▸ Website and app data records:

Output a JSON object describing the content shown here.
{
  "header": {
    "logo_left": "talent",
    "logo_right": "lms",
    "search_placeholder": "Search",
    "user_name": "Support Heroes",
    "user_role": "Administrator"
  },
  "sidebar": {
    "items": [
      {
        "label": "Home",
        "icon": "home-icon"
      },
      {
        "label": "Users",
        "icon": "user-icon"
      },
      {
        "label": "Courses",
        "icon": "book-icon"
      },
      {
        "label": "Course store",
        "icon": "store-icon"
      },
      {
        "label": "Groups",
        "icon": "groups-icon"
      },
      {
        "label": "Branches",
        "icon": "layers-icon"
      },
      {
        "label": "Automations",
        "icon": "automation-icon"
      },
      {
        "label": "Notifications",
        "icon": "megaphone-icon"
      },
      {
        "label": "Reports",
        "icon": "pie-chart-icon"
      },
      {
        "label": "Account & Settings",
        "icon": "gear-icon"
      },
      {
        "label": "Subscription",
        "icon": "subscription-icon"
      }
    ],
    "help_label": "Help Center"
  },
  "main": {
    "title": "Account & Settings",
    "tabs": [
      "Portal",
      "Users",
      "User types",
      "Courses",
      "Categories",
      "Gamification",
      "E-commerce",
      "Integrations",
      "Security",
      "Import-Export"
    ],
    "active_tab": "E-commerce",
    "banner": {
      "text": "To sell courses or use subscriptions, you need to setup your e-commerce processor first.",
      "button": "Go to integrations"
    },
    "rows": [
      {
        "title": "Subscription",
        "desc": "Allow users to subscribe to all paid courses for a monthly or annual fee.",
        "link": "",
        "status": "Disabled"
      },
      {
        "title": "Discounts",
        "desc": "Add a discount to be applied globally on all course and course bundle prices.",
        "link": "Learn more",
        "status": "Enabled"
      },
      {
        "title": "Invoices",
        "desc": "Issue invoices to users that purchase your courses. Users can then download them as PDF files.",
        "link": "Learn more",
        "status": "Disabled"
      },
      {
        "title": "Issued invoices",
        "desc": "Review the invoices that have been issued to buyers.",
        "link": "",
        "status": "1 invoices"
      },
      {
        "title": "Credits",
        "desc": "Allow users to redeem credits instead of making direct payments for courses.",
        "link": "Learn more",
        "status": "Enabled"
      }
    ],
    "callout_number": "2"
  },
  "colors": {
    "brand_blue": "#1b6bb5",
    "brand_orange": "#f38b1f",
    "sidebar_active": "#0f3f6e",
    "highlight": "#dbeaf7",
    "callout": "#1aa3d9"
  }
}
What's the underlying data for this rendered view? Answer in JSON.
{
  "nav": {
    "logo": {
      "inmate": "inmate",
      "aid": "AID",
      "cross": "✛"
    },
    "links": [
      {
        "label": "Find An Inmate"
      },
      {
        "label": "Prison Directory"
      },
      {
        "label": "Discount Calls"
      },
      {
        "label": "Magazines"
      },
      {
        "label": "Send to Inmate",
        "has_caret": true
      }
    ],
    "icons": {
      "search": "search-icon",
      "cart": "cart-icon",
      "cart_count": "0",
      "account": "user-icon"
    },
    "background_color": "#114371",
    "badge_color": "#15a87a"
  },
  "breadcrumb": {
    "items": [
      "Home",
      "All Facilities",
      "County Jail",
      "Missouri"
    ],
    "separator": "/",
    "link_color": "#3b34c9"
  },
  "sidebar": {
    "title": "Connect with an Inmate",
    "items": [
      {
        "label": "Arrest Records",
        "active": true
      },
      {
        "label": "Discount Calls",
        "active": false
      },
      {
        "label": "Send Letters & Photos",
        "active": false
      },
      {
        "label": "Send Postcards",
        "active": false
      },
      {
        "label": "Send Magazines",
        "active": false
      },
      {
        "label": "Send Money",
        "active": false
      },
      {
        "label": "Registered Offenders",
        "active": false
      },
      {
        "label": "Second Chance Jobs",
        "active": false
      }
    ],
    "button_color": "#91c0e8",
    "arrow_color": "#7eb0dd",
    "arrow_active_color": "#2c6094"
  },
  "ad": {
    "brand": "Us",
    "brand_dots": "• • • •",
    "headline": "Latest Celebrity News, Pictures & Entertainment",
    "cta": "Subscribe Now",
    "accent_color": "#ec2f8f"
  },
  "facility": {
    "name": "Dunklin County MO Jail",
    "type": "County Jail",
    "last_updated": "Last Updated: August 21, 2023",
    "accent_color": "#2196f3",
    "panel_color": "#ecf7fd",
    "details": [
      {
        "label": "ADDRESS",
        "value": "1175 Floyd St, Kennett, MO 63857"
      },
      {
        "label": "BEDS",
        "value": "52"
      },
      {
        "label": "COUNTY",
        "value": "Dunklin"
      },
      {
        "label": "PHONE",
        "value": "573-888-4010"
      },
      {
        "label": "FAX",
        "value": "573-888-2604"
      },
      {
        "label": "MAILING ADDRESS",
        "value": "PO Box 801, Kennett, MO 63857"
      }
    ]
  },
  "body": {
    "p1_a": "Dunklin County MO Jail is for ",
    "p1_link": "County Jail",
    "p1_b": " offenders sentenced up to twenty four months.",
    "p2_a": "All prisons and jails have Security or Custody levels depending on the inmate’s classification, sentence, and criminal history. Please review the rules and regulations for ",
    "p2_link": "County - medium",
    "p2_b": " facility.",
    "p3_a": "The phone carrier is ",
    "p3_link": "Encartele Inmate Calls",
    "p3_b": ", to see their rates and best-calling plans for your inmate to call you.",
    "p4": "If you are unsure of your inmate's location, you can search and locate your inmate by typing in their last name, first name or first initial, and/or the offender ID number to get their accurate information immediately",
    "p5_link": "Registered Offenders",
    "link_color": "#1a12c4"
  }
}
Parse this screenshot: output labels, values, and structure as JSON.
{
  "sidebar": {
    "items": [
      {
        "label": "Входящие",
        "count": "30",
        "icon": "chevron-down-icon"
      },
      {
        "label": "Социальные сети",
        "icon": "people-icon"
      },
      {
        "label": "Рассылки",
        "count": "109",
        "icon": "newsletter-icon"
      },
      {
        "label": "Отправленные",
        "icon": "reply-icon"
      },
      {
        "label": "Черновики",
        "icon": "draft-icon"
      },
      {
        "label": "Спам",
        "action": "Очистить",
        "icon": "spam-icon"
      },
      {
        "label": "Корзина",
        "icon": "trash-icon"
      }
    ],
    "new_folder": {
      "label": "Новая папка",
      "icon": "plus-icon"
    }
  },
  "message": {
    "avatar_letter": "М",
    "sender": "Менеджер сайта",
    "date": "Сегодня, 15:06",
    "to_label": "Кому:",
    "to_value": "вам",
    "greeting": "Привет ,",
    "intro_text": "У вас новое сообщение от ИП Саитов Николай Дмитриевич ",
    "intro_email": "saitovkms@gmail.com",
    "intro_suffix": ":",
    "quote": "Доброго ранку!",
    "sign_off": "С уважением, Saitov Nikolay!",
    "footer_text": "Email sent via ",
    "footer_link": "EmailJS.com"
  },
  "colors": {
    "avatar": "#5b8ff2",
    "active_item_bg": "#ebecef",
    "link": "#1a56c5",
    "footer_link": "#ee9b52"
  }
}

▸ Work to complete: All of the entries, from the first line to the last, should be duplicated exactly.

▸ Result:
Output a JSON object describing the content shown here.
{
  "header": {
    "logo_left": "talent",
    "logo_right": "lms",
    "search_placeholder": "Search",
    "user_name": "Support Heroes",
    "user_role": "Administrator"
  },
  "sidebar": {
    "items": [
      {
        "label": "Home",
        "icon": "home-icon"
      },
      {
        "label": "Users",
        "icon": "user-icon"
      },
      {
        "label": "Courses",
        "icon": "book-icon"
      },
      {
        "label": "Course store",
        "icon": "store-icon"
      },
      {
        "label": "Groups",
        "icon": "groups-icon"
      },
      {
        "label": "Branches",
        "icon": "layers-icon"
      },
      {
        "label": "Automations",
        "icon": "automation-icon"
      },
      {
        "label": "Notifications",
        "icon": "megaphone-icon"
      },
      {
        "label": "Reports",
        "icon": "pie-chart-icon"
      },
      {
        "label": "Account & Settings",
        "icon": "gear-icon"
      },
      {
        "label": "Subscription",
        "icon": "subscription-icon"
      }
    ],
    "help_label": "Help Center"
  },
  "main": {
    "title": "Account & Settings",
    "tabs": [
      "Portal",
      "Users",
      "User types",
      "Courses",
      "Categories",
      "Gamification",
      "E-commerce",
      "Integrations",
      "Security",
      "Import-Export"
    ],
    "active_tab": "E-commerce",
    "banner": {
      "text": "To sell courses or use subscriptions, you need to setup your e-commerce processor first.",
      "button": "Go to integrations"
    },
    "rows": [
      {
        "title": "Subscription",
        "desc": "Allow users to subscribe to all paid courses for a monthly or annual fee.",
        "link": "",
        "status": "Disabled"
      },
      {
        "title": "Discounts",
        "desc": "Add a discount to be applied globally on all course and course bundle prices.",
        "link": "Learn more",
        "status": "Enabled"
      },
      {
        "title": "Invoices",
        "desc": "Issue invoices to users that purchase your courses. Users can then download them as PDF files.",
        "link": "Learn more",
        "status": "Disabled"
      },
      {
        "title": "Issued invoices",
        "desc": "Review the invoices that have been issued to buyers.",
        "link": "",
        "status": "1 invoices"
      },
      {
        "title": "Credits",
        "desc": "Allow users to redeem credits instead of making direct payments for courses.",
        "link": "Learn more",
        "status": "Enabled"
      }
    ],
    "callout_number": "2"
  },
  "colors": {
    "brand_blue": "#1b6bb5",
    "brand_orange": "#f38b1f",
    "sidebar_active": "#0f3f6e",
    "highlight": "#dbeaf7",
    "callout": "#1aa3d9"
  }
}
What's the underlying data for this rendered view? Answer in JSON.
{
  "nav": {
    "logo": {
      "inmate": "inmate",
      "aid": "AID",
      "cross": "✛"
    },
    "links": [
      {
        "label": "Find An Inmate"
      },
      {
        "label": "Prison Directory"
      },
      {
        "label": "Discount Calls"
      },
      {
        "label": "Magazines"
      },
      {
        "label": "Send to Inmate",
        "has_caret": true
      }
    ],
    "icons": {
      "search": "search-icon",
      "cart": "cart-icon",
      "cart_count": "0",
      "account": "user-icon"
    },
    "background_color": "#114371",
    "badge_color": "#15a87a"
  },
  "breadcrumb": {
    "items": [
      "Home",
      "All Facilities",
      "County Jail",
      "Missouri"
    ],
    "separator": "/",
    "link_color": "#3b34c9"
  },
  "sidebar": {
    "title": "Connect with an Inmate",
    "items": [
      {
        "label": "Arrest Records",
        "active": true
      },
      {
        "label": "Discount Calls",
        "active": false
      },
      {
        "label": "Send Letters & Photos",
        "active": false
      },
      {
        "label": "Send Postcards",
        "active": false
      },
      {
        "label": "Send Magazines",
        "active": false
      },
      {
        "label": "Send Money",
        "active": false
      },
      {
        "label": "Registered Offenders",
        "active": false
      },
      {
        "label": "Second Chance Jobs",
        "active": false
      }
    ],
    "button_color": "#91c0e8",
    "arrow_color": "#7eb0dd",
    "arrow_active_color": "#2c6094"
  },
  "ad": {
    "brand": "Us",
    "brand_dots": "• • • •",
    "headline": "Latest Celebrity News, Pictures & Entertainment",
    "cta": "Subscribe Now",
    "accent_color": "#ec2f8f"
  },
  "facility": {
    "name": "Dunklin County MO Jail",
    "type": "County Jail",
    "last_updated": "Last Updated: August 21, 2023",
    "accent_color": "#2196f3",
    "panel_color": "#ecf7fd",
    "details": [
      {
        "label": "ADDRESS",
        "value": "1175 Floyd St, Kennett, MO 63857"
      },
      {
        "label": "BEDS",
        "value": "52"
      },
      {
        "label": "COUNTY",
        "value": "Dunklin"
      },
      {
        "label": "PHONE",
        "value": "573-888-4010"
      },
      {
        "label": "FAX",
        "value": "573-888-2604"
      },
      {
        "label": "MAILING ADDRESS",
        "value": "PO Box 801, Kennett, MO 63857"
      }
    ]
  },
  "body": {
    "p1_a": "Dunklin County MO Jail is for ",
    "p1_link": "County Jail",
    "p1_b": " offenders sentenced up to twenty four months.",
    "p2_a": "All prisons and jails have Security or Custody levels depending on the inmate’s classification, sentence, and criminal history. Please review the rules and regulations for ",
    "p2_link": "County - medium",
    "p2_b": " facility.",
    "p3_a": "The phone carrier is ",
    "p3_link": "Encartele Inmate Calls",
    "p3_b": ", to see their rates and best-calling plans for your inmate to call you.",
    "p4": "If you are unsure of your inmate's location, you can search and locate your inmate by typing in their last name, first name or first initial, and/or the offender ID number to get their accurate information immediately",
    "p5_link": "Registered Offenders",
    "link_color": "#1a12c4"
  }
}
Parse this screenshot: output labels, values, and structure as JSON.
{
  "sidebar": {
    "items": [
      {
        "label": "Входящие",
        "count": "30",
        "icon": "chevron-down-icon"
      },
      {
        "label": "Социальные сети",
        "icon": "people-icon"
      },
      {
        "label": "Рассылки",
        "count": "109",
        "icon": "newsletter-icon"
      },
      {
        "label": "Отправленные",
        "icon": "reply-icon"
      },
      {
        "label": "Черновики",
        "icon": "draft-icon"
      },
      {
        "label": "Спам",
        "action": "Очистить",
        "icon": "spam-icon"
      },
      {
        "label": "Корзина",
        "icon": "trash-icon"
      }
    ],
    "new_folder": {
      "label": "Новая папка",
      "icon": "plus-icon"
    }
  },
  "message": {
    "avatar_letter": "М",
    "sender": "Менеджер сайта",
    "date": "Сегодня, 15:06",
    "to_label": "Кому:",
    "to_value": "вам",
    "greeting": "Привет ,",
    "intro_text": "У вас новое сообщение от ИП Саитов Николай Дмитриевич ",
    "intro_email": "saitovkms@gmail.com",
    "intro_suffix": ":",
    "quote": "Доброго ранку!",
    "sign_off": "С уважением, Saitov Nikolay!",
    "footer_text": "Email sent via ",
    "footer_link": "EmailJS.com"
  },
  "colors": {
    "avatar": "#5b8ff2",
    "active_item_bg": "#ebecef",
    "link": "#1a56c5",
    "footer_link": "#ee9b52"
  }
}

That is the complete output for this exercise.